#### [What you need to do]
Each entry has to be set down again with no alteration.

(Input for this task)

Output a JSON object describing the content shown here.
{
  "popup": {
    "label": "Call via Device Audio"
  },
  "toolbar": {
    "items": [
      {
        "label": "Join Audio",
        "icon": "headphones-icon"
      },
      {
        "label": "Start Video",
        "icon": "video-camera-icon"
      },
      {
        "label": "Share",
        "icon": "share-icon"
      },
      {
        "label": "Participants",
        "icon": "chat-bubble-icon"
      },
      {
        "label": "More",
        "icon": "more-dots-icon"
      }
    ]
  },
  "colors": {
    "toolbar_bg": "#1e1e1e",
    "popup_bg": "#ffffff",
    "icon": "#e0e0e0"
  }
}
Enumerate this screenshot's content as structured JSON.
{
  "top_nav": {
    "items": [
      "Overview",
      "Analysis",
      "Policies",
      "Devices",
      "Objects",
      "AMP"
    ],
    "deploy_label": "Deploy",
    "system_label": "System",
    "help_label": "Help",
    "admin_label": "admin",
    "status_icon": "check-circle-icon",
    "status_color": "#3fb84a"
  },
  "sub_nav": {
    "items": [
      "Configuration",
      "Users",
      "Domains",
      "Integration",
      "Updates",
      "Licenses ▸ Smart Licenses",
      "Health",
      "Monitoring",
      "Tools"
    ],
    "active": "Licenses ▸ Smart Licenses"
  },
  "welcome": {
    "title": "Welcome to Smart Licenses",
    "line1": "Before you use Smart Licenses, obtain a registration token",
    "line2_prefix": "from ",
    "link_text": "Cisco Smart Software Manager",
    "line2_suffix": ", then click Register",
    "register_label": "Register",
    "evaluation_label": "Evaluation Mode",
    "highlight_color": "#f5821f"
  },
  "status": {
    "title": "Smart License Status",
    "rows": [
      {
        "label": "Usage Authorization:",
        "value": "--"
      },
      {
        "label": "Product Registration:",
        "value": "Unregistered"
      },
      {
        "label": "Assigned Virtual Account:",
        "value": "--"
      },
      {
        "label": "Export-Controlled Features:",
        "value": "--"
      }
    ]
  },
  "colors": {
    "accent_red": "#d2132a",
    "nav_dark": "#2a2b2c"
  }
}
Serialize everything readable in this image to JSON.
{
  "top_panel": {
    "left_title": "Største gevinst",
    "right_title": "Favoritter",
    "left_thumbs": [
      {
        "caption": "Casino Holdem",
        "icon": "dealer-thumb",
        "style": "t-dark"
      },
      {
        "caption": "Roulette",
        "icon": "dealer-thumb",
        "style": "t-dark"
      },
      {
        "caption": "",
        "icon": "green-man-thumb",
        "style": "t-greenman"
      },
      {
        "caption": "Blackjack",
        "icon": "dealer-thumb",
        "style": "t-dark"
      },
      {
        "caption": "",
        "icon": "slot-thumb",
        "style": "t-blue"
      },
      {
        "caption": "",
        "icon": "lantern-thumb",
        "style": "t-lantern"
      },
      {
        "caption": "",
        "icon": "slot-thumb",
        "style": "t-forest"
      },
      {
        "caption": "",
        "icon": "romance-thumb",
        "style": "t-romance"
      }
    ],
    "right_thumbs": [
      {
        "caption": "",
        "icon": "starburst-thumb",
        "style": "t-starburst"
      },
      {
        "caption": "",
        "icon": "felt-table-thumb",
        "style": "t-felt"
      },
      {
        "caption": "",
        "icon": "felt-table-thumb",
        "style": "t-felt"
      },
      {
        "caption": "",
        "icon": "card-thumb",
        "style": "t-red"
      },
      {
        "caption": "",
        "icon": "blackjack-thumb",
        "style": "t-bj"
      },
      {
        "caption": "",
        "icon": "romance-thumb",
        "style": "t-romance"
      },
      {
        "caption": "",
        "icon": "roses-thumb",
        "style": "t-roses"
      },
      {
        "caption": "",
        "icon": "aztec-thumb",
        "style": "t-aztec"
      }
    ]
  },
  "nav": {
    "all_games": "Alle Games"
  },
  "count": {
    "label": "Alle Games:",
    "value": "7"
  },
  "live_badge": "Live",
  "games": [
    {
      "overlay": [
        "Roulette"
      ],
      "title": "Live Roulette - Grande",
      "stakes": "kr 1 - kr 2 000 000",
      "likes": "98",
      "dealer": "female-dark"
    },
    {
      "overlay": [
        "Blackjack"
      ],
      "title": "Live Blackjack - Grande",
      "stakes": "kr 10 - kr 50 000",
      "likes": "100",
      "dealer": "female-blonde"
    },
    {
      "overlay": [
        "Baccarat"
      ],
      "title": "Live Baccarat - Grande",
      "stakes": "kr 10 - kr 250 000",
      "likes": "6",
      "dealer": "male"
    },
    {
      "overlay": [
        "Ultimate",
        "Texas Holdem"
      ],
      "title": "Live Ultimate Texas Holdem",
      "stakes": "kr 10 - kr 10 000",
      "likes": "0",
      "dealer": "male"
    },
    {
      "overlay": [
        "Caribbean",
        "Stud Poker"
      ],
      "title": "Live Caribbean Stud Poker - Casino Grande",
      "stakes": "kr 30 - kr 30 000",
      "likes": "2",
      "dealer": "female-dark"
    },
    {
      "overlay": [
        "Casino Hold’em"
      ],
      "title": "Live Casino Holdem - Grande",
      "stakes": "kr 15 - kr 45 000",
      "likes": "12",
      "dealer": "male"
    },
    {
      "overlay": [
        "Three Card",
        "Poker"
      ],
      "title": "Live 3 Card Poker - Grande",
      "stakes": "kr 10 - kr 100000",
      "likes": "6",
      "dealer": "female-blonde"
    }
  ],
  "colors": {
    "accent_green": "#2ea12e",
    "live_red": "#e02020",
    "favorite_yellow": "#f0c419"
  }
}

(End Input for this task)

#### [The answer]
Output a JSON object describing the content shown here.
{
  "popup": {
    "label": "Call via Device Audio"
  },
  "toolbar": {
    "items": [
      {
        "label": "Join Audio",
        "icon": "headphones-icon"
      },
      {
        "label": "Start Video",
        "icon": "video-camera-icon"
      },
      {
        "label": "Share",
        "icon": "share-icon"
      },
      {
        "label": "Participants",
        "icon": "chat-bubble-icon"
      },
      {
        "label": "More",
        "icon": "more-dots-icon"
      }
    ]
  },
  "colors": {
    "toolbar_bg": "#1e1e1e",
    "popup_bg": "#ffffff",
    "icon": "#e0e0e0"
  }
}
Enumerate this screenshot's content as structured JSON.
{
  "top_nav": {
    "items": [
      "Overview",
      "Analysis",
      "Policies",
      "Devices",
      "Objects",
      "AMP"
    ],
    "deploy_label": "Deploy",
    "system_label": "System",
    "help_label": "Help",
    "admin_label": "admin",
    "status_icon": "check-circle-icon",
    "status_color": "#3fb84a"
  },
  "sub_nav": {
    "items": [
      "Configuration",
      "Users",
      "Domains",
      "Integration",
      "Updates",
      "Licenses ▸ Smart Licenses",
      "Health",
      "Monitoring",
      "Tools"
    ],
    "active": "Licenses ▸ Smart Licenses"
  },
  "welcome": {
    "title": "Welcome to Smart Licenses",
    "line1": "Before you use Smart Licenses, obtain a registration token",
    "line2_prefix": "from ",
    "link_text": "Cisco Smart Software Manager",
    "line2_suffix": ", then click Register",
    "register_label": "Register",
    "evaluation_label": "Evaluation Mode",
    "highlight_color": "#f5821f"
  },
  "status": {
    "title": "Smart License Status",
    "rows": [
      {
        "label": "Usage Authorization:",
        "value": "--"
      },
      {
        "label": "Product Registration:",
        "value": "Unregistered"
      },
      {
        "label": "Assigned Virtual Account:",
        "value": "--"
      },
      {
        "label": "Export-Controlled Features:",
        "value": "--"
      }
    ]
  },
  "colors": {
    "accent_red": "#d2132a",
    "nav_dark": "#2a2b2c"
  }
}
Serialize everything readable in this image to JSON.
{
  "top_panel": {
    "left_title": "Største gevinst",
    "right_title": "Favoritter",
    "left_thumbs": [
      {
        "caption": "Casino Holdem",
        "icon": "dealer-thumb",
        "style": "t-dark"
      },
      {
        "caption": "Roulette",
        "icon": "dealer-thumb",
        "style": "t-dark"
      },
      {
        "caption": "",
        "icon": "green-man-thumb",
        "style": "t-greenman"
      },
      {
        "caption": "Blackjack",
        "icon": "dealer-thumb",
        "style": "t-dark"
      },
      {
        "caption": "",
        "icon": "slot-thumb",
        "style": "t-blue"
      },
      {
        "caption": "",
        "icon": "lantern-thumb",
        "style": "t-lantern"
      },
      {
        "caption": "",
        "icon": "slot-thumb",
        "style": "t-forest"
      },
      {
        "caption": "",
        "icon": "romance-thumb",
        "style": "t-romance"
      }
    ],
    "right_thumbs": [
      {
        "caption": "",
        "icon": "starburst-thumb",
        "style": "t-starburst"
      },
      {
        "caption": "",
        "icon": "felt-table-thumb",
        "style": "t-felt"
      },
      {
        "caption": "",
        "icon": "felt-table-thumb",
        "style": "t-felt"
      },
      {
        "caption": "",
        "icon": "card-thumb",
        "style": "t-red"
      },
      {
        "caption": "",
        "icon": "blackjack-thumb",
        "style": "t-bj"
      },
      {
        "caption": "",
        "icon": "romance-thumb",
        "style": "t-romance"
      },
      {
        "caption": "",
        "icon": "roses-thumb",
        "style": "t-roses"
      },
      {
        "caption": "",
        "icon": "aztec-thumb",
        "style": "t-aztec"
      }
    ]
  },
  "nav": {
    "all_games": "Alle Games"
  },
  "count": {
    "label": "Alle Games:",
    "value": "7"
  },
  "live_badge": "Live",
  "games": [
    {
      "overlay": [
        "Roulette"
      ],
      "title": "Live Roulette - Grande",
      "stakes": "kr 1 - kr 2 000 000",
      "likes": "98",
      "dealer": "female-dark"
    },
    {
      "overlay": [
        "Blackjack"
      ],
      "title": "Live Blackjack - Grande",
      "stakes": "kr 10 - kr 50 000",
      "likes": "100",
      "dealer": "female-blonde"
    },
    {
      "overlay": [
        "Baccarat"
      ],
      "title": "Live Baccarat - Grande",
      "stakes": "kr 10 - kr 250 000",
      "likes": "6",
      "dealer": "male"
    },
    {
      "overlay": [
        "Ultimate",
        "Texas Holdem"
      ],
      "title": "Live Ultimate Texas Holdem",
      "stakes": "kr 10 - kr 10 000",
      "likes": "0",
      "dealer": "male"
    },
    {
      "overlay": [
        "Caribbean",
        "Stud Poker"
      ],
      "title": "Live Caribbean Stud Poker - Casino Grande",
      "stakes": "kr 30 - kr 30 000",
      "likes": "2",
      "dealer": "female-dark"
    },
    {
      "overlay": [
        "Casino Hold’em"
      ],
      "title": "Live Casino Holdem - Grande",
      "stakes": "kr 15 - kr 45 000",
      "likes": "12",
      "dealer": "male"
    },
    {
      "overlay": [
        "Three Card",
        "Poker"
      ],
      "title": "Live 3 Card Poker - Grande",
      "stakes": "kr 10 - kr 100000",
      "likes": "6",
      "dealer": "female-blonde"
    }
  ],
  "colors": {
    "accent_green": "#2ea12e",
    "live_red": "#e02020",
    "favorite_yellow": "#f0c419"
  }
}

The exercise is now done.